▸ **Task description**
Reproduce all the lines below exactly and omit the images.

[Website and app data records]
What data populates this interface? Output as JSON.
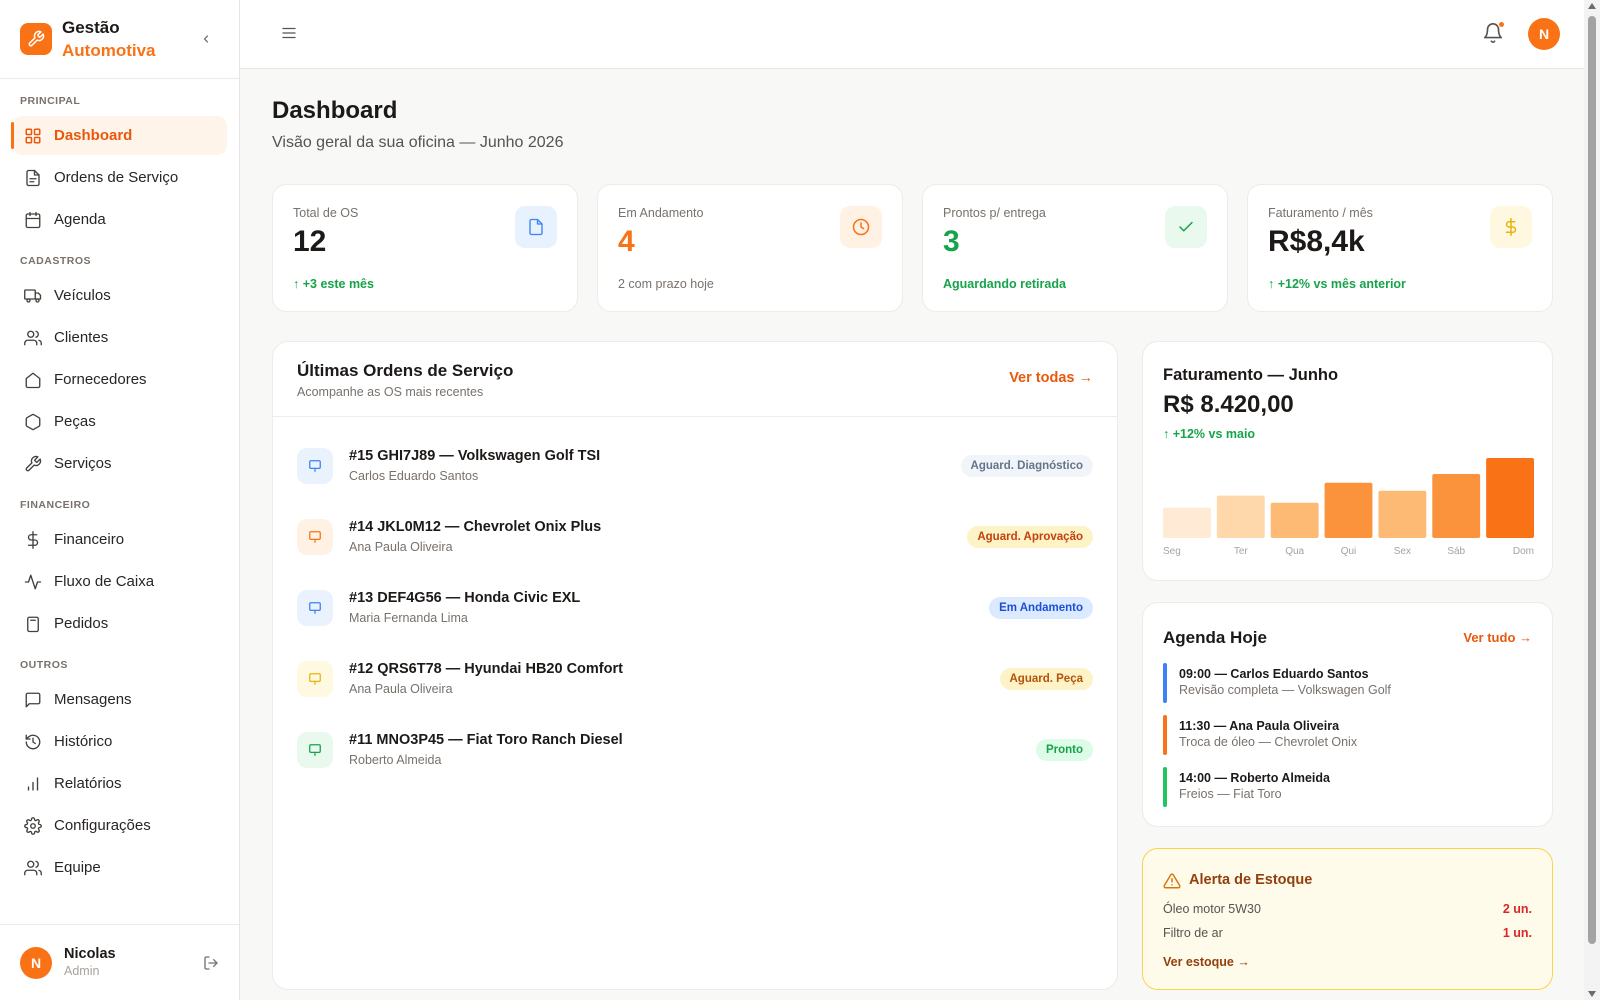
{
  "colors": {
    "accent": "#f97316",
    "success": "#16a34a",
    "info": "#3b82f6",
    "warning": "#eab308",
    "danger": "#dc2626"
  },
  "brand": {
    "line1": "Gestão",
    "line2": "Automotiva"
  },
  "sidebar": {
    "sections": [
      {
        "title": "PRINCIPAL",
        "items": [
          {
            "label": "Dashboard",
            "icon": "grid-icon",
            "active": true
          },
          {
            "label": "Ordens de Serviço",
            "icon": "file-icon"
          },
          {
            "label": "Agenda",
            "icon": "calendar-icon"
          }
        ]
      },
      {
        "title": "CADASTROS",
        "items": [
          {
            "label": "Veículos",
            "icon": "truck-icon"
          },
          {
            "label": "Clientes",
            "icon": "users-icon"
          },
          {
            "label": "Fornecedores",
            "icon": "home-icon"
          },
          {
            "label": "Peças",
            "icon": "hexagon-icon"
          },
          {
            "label": "Serviços",
            "icon": "wrench-icon"
          }
        ]
      },
      {
        "title": "FINANCEIRO",
        "items": [
          {
            "label": "Financeiro",
            "icon": "dollar-icon"
          },
          {
            "label": "Fluxo de Caixa",
            "icon": "activity-icon"
          },
          {
            "label": "Pedidos",
            "icon": "clipboard-icon"
          }
        ]
      },
      {
        "title": "OUTROS",
        "items": [
          {
            "label": "Mensagens",
            "icon": "message-icon"
          },
          {
            "label": "Histórico",
            "icon": "history-icon"
          },
          {
            "label": "Relatórios",
            "icon": "bar-chart-icon"
          },
          {
            "label": "Configurações",
            "icon": "gear-icon"
          },
          {
            "label": "Equipe",
            "icon": "users-icon"
          }
        ]
      }
    ]
  },
  "user": {
    "initial": "N",
    "name": "Nicolas",
    "role": "Admin"
  },
  "header": {
    "avatar_initial": "N"
  },
  "page": {
    "title": "Dashboard",
    "subtitle": "Visão geral da sua oficina — Junho 2026"
  },
  "stats": [
    {
      "label": "Total de OS",
      "value": "12",
      "note": "↑ +3 este mês",
      "icon": "file-icon"
    },
    {
      "label": "Em Andamento",
      "value": "4",
      "note": "2 com prazo hoje",
      "icon": "clock-icon"
    },
    {
      "label": "Prontos p/ entrega",
      "value": "3",
      "note": "Aguardando retirada",
      "icon": "check-icon"
    },
    {
      "label": "Faturamento / mês",
      "value": "R$8,4k",
      "note": "↑ +12% vs mês anterior",
      "icon": "dollar-icon"
    }
  ],
  "orders": {
    "title": "Últimas Ordens de Serviço",
    "subtitle": "Acompanhe as OS mais recentes",
    "view_all": "Ver todas →",
    "rows": [
      {
        "title": "#15 GHI7J89 — Volkswagen Golf TSI",
        "client": "Carlos Eduardo Santos",
        "status": "Aguard. Diagnóstico",
        "icon_color": "#3b82f6"
      },
      {
        "title": "#14 JKL0M12 — Chevrolet Onix Plus",
        "client": "Ana Paula Oliveira",
        "status": "Aguard. Aprovação",
        "icon_color": "#f97316"
      },
      {
        "title": "#13 DEF4G56 — Honda Civic EXL",
        "client": "Maria Fernanda Lima",
        "status": "Em Andamento",
        "icon_color": "#3b82f6"
      },
      {
        "title": "#12 QRS6T78 — Hyundai HB20 Comfort",
        "client": "Ana Paula Oliveira",
        "status": "Aguard. Peça",
        "icon_color": "#eab308"
      },
      {
        "title": "#11 MNO3P45 — Fiat Toro Ranch Diesel",
        "client": "Roberto Almeida",
        "status": "Pronto",
        "icon_color": "#16a34a"
      }
    ]
  },
  "revenue": {
    "title": "Faturamento — Junho",
    "amount": "R$ 8.420,00",
    "delta": "↑ +12% vs maio",
    "chart_data": {
      "type": "bar",
      "categories": [
        "Seg",
        "Ter",
        "Qua",
        "Qui",
        "Sex",
        "Sáb",
        "Dom"
      ],
      "values": [
        38,
        53,
        44,
        69,
        59,
        80,
        100
      ],
      "ylim": [
        0,
        100
      ],
      "colors": [
        "#ffead5",
        "#fed7aa",
        "#fdba74",
        "#fb923c",
        "#fdba74",
        "#fb923c",
        "#f97316"
      ]
    }
  },
  "agenda": {
    "title": "Agenda Hoje",
    "view_all": "Ver tudo →",
    "items": [
      {
        "time_name": "09:00 — Carlos Eduardo Santos",
        "desc": "Revisão completa — Volkswagen Golf",
        "color": "#3b82f6"
      },
      {
        "time_name": "11:30 — Ana Paula Oliveira",
        "desc": "Troca de óleo — Chevrolet Onix",
        "color": "#f97316"
      },
      {
        "time_name": "14:00 — Roberto Almeida",
        "desc": "Freios — Fiat Toro",
        "color": "#22c55e"
      }
    ]
  },
  "stock_alert": {
    "title": "Alerta de Estoque",
    "items": [
      {
        "name": "Óleo motor 5W30",
        "qty": "2 un."
      },
      {
        "name": "Filtro de ar",
        "qty": "1 un."
      }
    ],
    "link": "Ver estoque →"
  }
}
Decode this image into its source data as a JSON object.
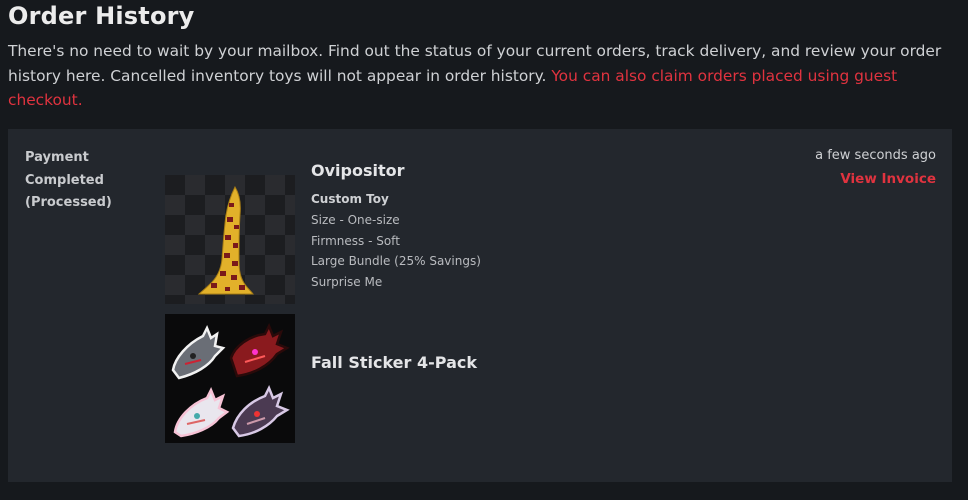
{
  "header": {
    "title": "Order History",
    "intro_text": "There's no need to wait by your mailbox. Find out the status of your current orders, track delivery, and review your order history here. Cancelled inventory toys will not appear in order history. ",
    "guest_link": "You can also claim orders placed using guest checkout."
  },
  "order": {
    "status_line1": "Payment",
    "status_line2": "Completed",
    "status_line3": "(Processed)",
    "time_ago": "a few seconds ago",
    "invoice_label": "View Invoice",
    "items": [
      {
        "name": "Ovipositor",
        "type": "Custom Toy",
        "options": [
          "Size - One-size",
          "Firmness - Soft",
          "Large Bundle (25% Savings)",
          "Surprise Me"
        ]
      },
      {
        "name": "Fall Sticker 4-Pack"
      }
    ]
  },
  "colors": {
    "background": "#16191d",
    "card": "#23272d",
    "accent_red": "#e0333f",
    "toy_gold": "#e2b12a"
  }
}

▸ **Answer space**
What data populates this interface? Output as JSON.
{
  "colors": {
    "accent": "#f97316",
    "success": "#16a34a",
    "info": "#3b82f6",
    "warning": "#eab308",
    "danger": "#dc2626"
  },
  "brand": {
    "line1": "Gestão",
    "line2": "Automotiva"
  },
  "sidebar": {
    "sections": [
      {
        "title": "PRINCIPAL",
        "items": [
          {
            "label": "Dashboard",
            "icon": "grid-icon",
            "active": true
          },
          {
            "label": "Ordens de Serviço",
            "icon": "file-icon"
          },
          {
            "label": "Agenda",
            "icon": "calendar-icon"
          }
        ]
      },
      {
        "title": "CADASTROS",
        "items": [
          {
            "label": "Veículos",
            "icon": "truck-icon"
          },
          {
            "label": "Clientes",
            "icon": "users-icon"
          },
          {
            "label": "Fornecedores",
            "icon": "home-icon"
          },
          {
            "label": "Peças",
            "icon": "hexagon-icon"
          },
          {
            "label": "Serviços",
            "icon": "wrench-icon"
          }
        ]
      },
      {
        "title": "FINANCEIRO",
        "items": [
          {
            "label": "Financeiro",
            "icon": "dollar-icon"
          },
          {
            "label": "Fluxo de Caixa",
            "icon": "activity-icon"
          },
          {
            "label": "Pedidos",
            "icon": "clipboard-icon"
          }
        ]
      },
      {
        "title": "OUTROS",
        "items": [
          {
            "label": "Mensagens",
            "icon": "message-icon"
          },
          {
            "label": "Histórico",
            "icon": "history-icon"
          },
          {
            "label": "Relatórios",
            "icon": "bar-chart-icon"
          },
          {
            "label": "Configurações",
            "icon": "gear-icon"
          },
          {
            "label": "Equipe",
            "icon": "users-icon"
          }
        ]
      }
    ]
  },
  "user": {
    "initial": "N",
    "name": "Nicolas",
    "role": "Admin"
  },
  "header": {
    "avatar_initial": "N"
  },
  "page": {
    "title": "Dashboard",
    "subtitle": "Visão geral da sua oficina — Junho 2026"
  },
  "stats": [
    {
      "label": "Total de OS",
      "value": "12",
      "note": "↑ +3 este mês",
      "icon": "file-icon"
    },
    {
      "label": "Em Andamento",
      "value": "4",
      "note": "2 com prazo hoje",
      "icon": "clock-icon"
    },
    {
      "label": "Prontos p/ entrega",
      "value": "3",
      "note": "Aguardando retirada",
      "icon": "check-icon"
    },
    {
      "label": "Faturamento / mês",
      "value": "R$8,4k",
      "note": "↑ +12% vs mês anterior",
      "icon": "dollar-icon"
    }
  ],
  "orders": {
    "title": "Últimas Ordens de Serviço",
    "subtitle": "Acompanhe as OS mais recentes",
    "view_all": "Ver todas →",
    "rows": [
      {
        "title": "#15 GHI7J89 — Volkswagen Golf TSI",
        "client": "Carlos Eduardo Santos",
        "status": "Aguard. Diagnóstico",
        "icon_color": "#3b82f6"
      },
      {
        "title": "#14 JKL0M12 — Chevrolet Onix Plus",
        "client": "Ana Paula Oliveira",
        "status": "Aguard. Aprovação",
        "icon_color": "#f97316"
      },
      {
        "title": "#13 DEF4G56 — Honda Civic EXL",
        "client": "Maria Fernanda Lima",
        "status": "Em Andamento",
        "icon_color": "#3b82f6"
      },
      {
        "title": "#12 QRS6T78 — Hyundai HB20 Comfort",
        "client": "Ana Paula Oliveira",
        "status": "Aguard. Peça",
        "icon_color": "#eab308"
      },
      {
        "title": "#11 MNO3P45 — Fiat Toro Ranch Diesel",
        "client": "Roberto Almeida",
        "status": "Pronto",
        "icon_color": "#16a34a"
      }
    ]
  },
  "revenue": {
    "title": "Faturamento — Junho",
    "amount": "R$ 8.420,00",
    "delta": "↑ +12% vs maio",
    "chart_data": {
      "type": "bar",
      "categories": [
        "Seg",
        "Ter",
        "Qua",
        "Qui",
        "Sex",
        "Sáb",
        "Dom"
      ],
      "values": [
        38,
        53,
        44,
        69,
        59,
        80,
        100
      ],
      "ylim": [
        0,
        100
      ],
      "colors": [
        "#ffead5",
        "#fed7aa",
        "#fdba74",
        "#fb923c",
        "#fdba74",
        "#fb923c",
        "#f97316"
      ]
    }
  },
  "agenda": {
    "title": "Agenda Hoje",
    "view_all": "Ver tudo →",
    "items": [
      {
        "time_name": "09:00 — Carlos Eduardo Santos",
        "desc": "Revisão completa — Volkswagen Golf",
        "color": "#3b82f6"
      },
      {
        "time_name": "11:30 — Ana Paula Oliveira",
        "desc": "Troca de óleo — Chevrolet Onix",
        "color": "#f97316"
      },
      {
        "time_name": "14:00 — Roberto Almeida",
        "desc": "Freios — Fiat Toro",
        "color": "#22c55e"
      }
    ]
  },
  "stock_alert": {
    "title": "Alerta de Estoque",
    "items": [
      {
        "name": "Óleo motor 5W30",
        "qty": "2 un."
      },
      {
        "name": "Filtro de ar",
        "qty": "1 un."
      }
    ],
    "link": "Ver estoque →"
  }
}
Decode this image into its source data as a JSON object.
{
  "header": {
    "title": "Order History",
    "intro_text": "There's no need to wait by your mailbox. Find out the status of your current orders, track delivery, and review your order history here. Cancelled inventory toys will not appear in order history. ",
    "guest_link": "You can also claim orders placed using guest checkout."
  },
  "order": {
    "status_line1": "Payment",
    "status_line2": "Completed",
    "status_line3": "(Processed)",
    "time_ago": "a few seconds ago",
    "invoice_label": "View Invoice",
    "items": [
      {
        "name": "Ovipositor",
        "type": "Custom Toy",
        "options": [
          "Size - One-size",
          "Firmness - Soft",
          "Large Bundle (25% Savings)",
          "Surprise Me"
        ]
      },
      {
        "name": "Fall Sticker 4-Pack"
      }
    ]
  },
  "colors": {
    "background": "#16191d",
    "card": "#23272d",
    "accent_red": "#e0333f",
    "toy_gold": "#e2b12a"
  }
}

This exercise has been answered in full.